When people hear the word yoga, many different things come to mind. I'm here to shed some light on five common misconceptions regarding yoga.
Misconception #1: Yoga is for Flexible People Only.
The most frequent comment I hear from potential and/or beginner students is, "I can't do yoga. I'm not flexible." Yoga is not about flexibility. Sure, the longer and more frequent you practice, certain muscles will begin to release, but you could also do yoga for years and still not be able to reach your toes. Everyone's body is different. Yoga is about connecting mind, body and soul. Flowing with the breath, and allowing your breath to create space within the body to move the prana (energy). Formal yoga postures or asanas came about because the ancient yogis believed that the way to calm the fluctuations of the mind and to eliminate suffering was through meditation. Constant sitting can be a challenge in and of itself, so asanas began to develop as a means of opening the body, refining the body, and moving the energy in the body in preparation for meditation.

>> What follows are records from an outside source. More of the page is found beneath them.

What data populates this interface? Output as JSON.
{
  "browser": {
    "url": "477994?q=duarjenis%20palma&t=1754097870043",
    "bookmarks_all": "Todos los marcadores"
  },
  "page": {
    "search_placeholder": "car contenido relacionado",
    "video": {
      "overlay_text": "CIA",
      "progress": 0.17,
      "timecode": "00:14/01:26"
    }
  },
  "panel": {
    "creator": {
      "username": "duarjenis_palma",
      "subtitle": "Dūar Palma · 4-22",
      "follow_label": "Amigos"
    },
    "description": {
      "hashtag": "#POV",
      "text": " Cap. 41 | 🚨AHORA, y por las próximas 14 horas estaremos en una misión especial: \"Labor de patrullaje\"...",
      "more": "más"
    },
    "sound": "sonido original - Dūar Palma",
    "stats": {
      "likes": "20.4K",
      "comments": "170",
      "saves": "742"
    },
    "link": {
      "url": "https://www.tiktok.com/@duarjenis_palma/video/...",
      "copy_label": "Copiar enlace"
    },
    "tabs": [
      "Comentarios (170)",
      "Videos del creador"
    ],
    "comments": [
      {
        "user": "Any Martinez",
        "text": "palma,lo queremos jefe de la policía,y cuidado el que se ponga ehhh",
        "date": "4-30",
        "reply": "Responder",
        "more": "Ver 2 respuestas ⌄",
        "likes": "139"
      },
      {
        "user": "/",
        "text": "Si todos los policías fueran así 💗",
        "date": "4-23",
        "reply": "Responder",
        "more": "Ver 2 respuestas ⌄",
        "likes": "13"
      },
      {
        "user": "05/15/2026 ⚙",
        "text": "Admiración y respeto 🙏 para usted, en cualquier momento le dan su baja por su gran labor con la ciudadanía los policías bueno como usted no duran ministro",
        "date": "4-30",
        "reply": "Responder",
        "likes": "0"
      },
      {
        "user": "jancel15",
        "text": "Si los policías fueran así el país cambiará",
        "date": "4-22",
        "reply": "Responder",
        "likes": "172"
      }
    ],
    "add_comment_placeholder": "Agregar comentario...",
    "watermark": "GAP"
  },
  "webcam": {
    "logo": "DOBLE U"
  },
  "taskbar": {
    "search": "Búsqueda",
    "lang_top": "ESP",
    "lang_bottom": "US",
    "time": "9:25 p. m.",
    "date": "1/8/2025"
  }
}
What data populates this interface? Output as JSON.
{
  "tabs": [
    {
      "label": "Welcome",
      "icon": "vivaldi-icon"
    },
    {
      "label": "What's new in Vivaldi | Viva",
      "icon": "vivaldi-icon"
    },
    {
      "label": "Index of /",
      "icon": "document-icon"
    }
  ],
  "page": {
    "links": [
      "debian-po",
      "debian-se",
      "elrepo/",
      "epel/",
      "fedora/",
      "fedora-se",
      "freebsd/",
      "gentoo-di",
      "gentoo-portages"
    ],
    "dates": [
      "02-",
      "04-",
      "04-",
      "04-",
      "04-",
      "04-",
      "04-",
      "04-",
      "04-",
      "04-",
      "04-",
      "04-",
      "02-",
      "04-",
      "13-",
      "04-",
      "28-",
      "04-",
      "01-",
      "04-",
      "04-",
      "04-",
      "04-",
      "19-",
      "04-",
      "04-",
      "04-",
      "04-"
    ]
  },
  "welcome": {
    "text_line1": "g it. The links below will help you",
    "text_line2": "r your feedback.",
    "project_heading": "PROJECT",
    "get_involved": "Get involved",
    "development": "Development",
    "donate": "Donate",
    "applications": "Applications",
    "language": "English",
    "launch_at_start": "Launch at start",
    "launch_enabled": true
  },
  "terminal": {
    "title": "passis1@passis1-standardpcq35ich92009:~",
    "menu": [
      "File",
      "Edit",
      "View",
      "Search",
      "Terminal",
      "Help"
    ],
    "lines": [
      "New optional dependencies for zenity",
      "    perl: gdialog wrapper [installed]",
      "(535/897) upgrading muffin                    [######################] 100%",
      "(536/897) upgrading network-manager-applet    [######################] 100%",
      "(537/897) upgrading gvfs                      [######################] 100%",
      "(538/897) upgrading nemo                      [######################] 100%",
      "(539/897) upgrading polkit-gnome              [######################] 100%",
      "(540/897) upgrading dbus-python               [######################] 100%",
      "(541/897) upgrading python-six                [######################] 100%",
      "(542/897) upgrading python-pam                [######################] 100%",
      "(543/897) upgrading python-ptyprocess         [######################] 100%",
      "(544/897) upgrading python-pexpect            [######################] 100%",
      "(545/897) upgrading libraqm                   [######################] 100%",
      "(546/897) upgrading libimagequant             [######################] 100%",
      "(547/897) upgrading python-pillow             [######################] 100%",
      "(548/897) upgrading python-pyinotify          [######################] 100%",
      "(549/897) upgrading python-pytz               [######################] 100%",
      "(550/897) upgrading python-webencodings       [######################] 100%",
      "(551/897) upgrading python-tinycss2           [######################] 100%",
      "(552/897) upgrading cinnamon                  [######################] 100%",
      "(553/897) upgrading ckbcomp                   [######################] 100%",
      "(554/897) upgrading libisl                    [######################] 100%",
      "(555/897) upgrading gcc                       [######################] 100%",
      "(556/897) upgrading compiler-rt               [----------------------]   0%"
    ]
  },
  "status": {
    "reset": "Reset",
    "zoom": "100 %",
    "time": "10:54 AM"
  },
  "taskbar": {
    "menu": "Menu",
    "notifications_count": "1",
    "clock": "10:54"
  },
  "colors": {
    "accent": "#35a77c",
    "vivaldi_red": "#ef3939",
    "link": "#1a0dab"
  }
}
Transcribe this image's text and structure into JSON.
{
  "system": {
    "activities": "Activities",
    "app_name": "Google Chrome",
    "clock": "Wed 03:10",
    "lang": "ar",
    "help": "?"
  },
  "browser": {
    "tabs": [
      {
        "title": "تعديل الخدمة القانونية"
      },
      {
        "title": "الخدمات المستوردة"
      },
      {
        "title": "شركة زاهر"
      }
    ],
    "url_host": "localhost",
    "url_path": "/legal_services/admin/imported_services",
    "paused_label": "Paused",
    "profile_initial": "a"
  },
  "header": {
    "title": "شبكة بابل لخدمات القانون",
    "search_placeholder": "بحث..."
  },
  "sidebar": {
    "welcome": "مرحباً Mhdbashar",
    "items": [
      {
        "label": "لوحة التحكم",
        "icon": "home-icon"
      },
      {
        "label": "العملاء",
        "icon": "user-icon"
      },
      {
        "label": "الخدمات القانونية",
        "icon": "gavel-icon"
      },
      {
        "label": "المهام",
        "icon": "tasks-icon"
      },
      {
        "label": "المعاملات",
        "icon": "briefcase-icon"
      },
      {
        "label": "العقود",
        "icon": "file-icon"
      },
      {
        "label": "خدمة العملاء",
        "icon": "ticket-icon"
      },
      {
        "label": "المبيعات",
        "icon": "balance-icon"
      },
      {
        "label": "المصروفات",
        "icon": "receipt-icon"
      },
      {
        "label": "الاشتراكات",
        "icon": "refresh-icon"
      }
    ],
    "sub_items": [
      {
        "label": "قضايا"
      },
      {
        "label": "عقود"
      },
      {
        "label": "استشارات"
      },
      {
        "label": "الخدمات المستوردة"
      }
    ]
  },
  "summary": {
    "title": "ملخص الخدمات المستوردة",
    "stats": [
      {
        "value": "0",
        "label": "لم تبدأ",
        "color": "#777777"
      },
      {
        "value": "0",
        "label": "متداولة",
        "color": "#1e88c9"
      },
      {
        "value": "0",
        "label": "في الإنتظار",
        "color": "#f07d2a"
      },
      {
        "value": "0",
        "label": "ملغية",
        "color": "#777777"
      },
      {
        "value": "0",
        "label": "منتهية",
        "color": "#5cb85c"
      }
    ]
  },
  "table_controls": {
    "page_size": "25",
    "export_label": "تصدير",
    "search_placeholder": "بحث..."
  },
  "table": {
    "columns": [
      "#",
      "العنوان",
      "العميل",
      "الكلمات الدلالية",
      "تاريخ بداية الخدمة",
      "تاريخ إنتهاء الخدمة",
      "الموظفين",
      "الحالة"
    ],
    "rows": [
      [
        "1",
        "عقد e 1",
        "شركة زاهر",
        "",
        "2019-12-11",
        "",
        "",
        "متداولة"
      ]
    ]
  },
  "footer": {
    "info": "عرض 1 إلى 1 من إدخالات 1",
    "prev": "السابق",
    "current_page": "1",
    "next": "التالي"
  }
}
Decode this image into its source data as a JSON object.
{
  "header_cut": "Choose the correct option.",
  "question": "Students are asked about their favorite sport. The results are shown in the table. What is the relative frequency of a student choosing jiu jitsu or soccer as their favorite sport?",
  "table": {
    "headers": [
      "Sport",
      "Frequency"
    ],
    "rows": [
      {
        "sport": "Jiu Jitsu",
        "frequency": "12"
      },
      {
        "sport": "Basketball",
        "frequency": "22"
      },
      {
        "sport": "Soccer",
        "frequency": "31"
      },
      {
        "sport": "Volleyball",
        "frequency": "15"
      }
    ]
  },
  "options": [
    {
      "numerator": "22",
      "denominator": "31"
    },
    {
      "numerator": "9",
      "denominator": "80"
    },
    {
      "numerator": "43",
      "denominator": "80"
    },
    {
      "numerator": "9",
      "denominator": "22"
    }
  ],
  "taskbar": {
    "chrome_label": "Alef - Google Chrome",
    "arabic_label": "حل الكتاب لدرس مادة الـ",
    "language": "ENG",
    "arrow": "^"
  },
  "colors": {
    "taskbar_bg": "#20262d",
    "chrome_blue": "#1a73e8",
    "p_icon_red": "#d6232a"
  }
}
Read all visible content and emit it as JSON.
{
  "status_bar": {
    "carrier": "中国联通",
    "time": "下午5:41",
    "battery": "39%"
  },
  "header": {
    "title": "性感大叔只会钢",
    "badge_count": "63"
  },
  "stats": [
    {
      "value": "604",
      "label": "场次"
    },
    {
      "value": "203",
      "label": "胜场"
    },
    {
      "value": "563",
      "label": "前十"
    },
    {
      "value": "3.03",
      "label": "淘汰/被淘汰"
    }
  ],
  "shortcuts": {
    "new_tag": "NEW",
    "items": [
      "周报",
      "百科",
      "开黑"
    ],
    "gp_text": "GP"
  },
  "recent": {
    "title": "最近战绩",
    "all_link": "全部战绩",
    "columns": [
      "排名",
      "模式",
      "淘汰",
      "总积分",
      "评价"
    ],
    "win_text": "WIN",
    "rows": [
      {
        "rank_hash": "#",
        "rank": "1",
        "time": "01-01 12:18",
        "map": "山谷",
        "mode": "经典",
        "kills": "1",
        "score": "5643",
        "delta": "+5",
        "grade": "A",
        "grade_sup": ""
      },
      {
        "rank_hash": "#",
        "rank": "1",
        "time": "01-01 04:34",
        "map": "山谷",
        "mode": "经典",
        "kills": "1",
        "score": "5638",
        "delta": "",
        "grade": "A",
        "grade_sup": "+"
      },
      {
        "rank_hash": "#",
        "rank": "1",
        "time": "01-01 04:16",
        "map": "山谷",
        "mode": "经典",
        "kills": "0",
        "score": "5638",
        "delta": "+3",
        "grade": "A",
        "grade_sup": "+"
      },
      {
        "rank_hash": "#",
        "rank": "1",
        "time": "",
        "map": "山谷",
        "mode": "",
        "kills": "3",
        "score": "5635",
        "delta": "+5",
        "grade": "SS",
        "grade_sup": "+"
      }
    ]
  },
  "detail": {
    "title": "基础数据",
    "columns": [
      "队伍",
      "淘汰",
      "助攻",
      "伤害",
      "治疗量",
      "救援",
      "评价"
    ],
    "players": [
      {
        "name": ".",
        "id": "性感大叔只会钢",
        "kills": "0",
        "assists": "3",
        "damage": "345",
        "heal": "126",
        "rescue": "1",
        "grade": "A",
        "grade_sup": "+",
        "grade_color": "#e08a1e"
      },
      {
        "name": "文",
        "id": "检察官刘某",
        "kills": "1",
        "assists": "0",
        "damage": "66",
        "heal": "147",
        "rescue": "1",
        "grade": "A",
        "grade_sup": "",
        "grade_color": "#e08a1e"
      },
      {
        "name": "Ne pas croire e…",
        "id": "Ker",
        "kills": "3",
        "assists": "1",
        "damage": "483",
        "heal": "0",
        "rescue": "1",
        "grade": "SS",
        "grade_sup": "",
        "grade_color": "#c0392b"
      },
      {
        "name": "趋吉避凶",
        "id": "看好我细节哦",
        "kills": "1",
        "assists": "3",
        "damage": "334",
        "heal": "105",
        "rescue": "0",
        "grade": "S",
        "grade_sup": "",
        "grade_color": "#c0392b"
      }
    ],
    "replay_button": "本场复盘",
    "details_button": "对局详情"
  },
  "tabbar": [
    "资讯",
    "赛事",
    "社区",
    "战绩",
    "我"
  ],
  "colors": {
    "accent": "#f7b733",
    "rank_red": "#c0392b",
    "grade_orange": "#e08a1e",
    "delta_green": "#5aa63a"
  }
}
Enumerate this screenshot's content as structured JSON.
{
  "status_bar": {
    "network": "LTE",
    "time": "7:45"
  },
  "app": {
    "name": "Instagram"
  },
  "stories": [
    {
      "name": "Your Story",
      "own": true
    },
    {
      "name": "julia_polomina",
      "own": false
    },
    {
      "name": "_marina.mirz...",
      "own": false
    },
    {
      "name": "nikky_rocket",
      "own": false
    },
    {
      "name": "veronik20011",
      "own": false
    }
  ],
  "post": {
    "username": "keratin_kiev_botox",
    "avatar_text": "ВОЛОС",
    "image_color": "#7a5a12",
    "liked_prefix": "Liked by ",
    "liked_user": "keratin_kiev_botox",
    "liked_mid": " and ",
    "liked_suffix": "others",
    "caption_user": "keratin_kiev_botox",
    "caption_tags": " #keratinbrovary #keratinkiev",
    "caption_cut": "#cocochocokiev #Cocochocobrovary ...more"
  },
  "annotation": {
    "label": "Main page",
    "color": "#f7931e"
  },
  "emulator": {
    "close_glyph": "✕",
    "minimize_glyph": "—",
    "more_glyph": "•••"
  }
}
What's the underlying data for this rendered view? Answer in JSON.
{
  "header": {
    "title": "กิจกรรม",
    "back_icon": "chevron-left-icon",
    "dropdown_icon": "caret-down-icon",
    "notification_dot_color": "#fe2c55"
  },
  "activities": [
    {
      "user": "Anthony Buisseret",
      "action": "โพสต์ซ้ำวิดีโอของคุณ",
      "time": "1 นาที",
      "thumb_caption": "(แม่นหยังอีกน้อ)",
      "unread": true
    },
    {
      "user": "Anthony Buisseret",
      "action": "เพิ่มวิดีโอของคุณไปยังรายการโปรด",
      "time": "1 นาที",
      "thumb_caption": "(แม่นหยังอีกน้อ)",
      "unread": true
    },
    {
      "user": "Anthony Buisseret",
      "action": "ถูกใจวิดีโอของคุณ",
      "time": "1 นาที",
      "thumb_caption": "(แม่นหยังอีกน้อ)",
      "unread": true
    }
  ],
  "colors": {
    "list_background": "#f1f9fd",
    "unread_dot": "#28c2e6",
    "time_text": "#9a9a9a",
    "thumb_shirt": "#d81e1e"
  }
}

Misconception #2: Yoga is a Religion.
Yoga is a science handed down from generation to generation for over 5000 years. Patanjali was the first known yogi to write down the principles of yoga. Written between 500 and 200 B.C., Patanjali's Yoga Sutras are threads of knowledge regarding the human mind, the illusions we create within the mind, and how to alleviate these illusions. While it is true that yoga was first practiced in the East, yoga is not a religion, but rather a code of ethical living and being.
Misconception #3: Yoga is a New Form of Fitness.
Whereas in the West, yoga has become a fitness craze, yoga is more than just the postures you practice. There are eight limbs of yoga, and the yogi disciple would have to master each limb before moving onto the next. Asana is the third limb of yoga. The other limbs are Yamas (moral restraints), Niyamas (observances), Asana (postures), Pranayama (breath), Pratyahra (withdrawal of the senses), Dharana (single focused concentration), Dhyana (steadfast meditation), and Samadhi (oneness or ineffable bliss). The limbs are like steps; once you master each step, then and only then, you can move onto the next step.
Misconception #4: Yoga is Only for Certain Body Types.
With the rise in popularity of yoga selfies posted on Facebook and Instagram, there sends a false message that yoga is only for a certain body type. The fact remains that yoga is everyone. Yoga comes from the Sanskrit root "Yuj" which means to yoke. Yoga is the practice of uniting or yoking together your individual self (ego) with your true, higher Self. This is accomplished by turning inward and being the silent witness and observer of your thoughts and actions. Yoga is not a competition or comparison of the person next to you, but more about how you feel and breathe in each pose, tuning into your body and breath, and observing any sensations, limitations and/or judgments that arise.
Misconception #5: Yoga is Only Practiced on the Mat.
Yoga is a way of life, not just a series of postures you practice. Yes, the postures are important; however, it is not the end all. Yoga is truly practiced when off the mat. Meaning, how you respond to life and all its ebbs and flows. One thing is certain, nothing is permanent. We practice yoga when we let go of the need to control and flow through the ups and downs, knowing that nothing will last forever. How you conduct yourself, how you are towards others, this is the practice of yoga.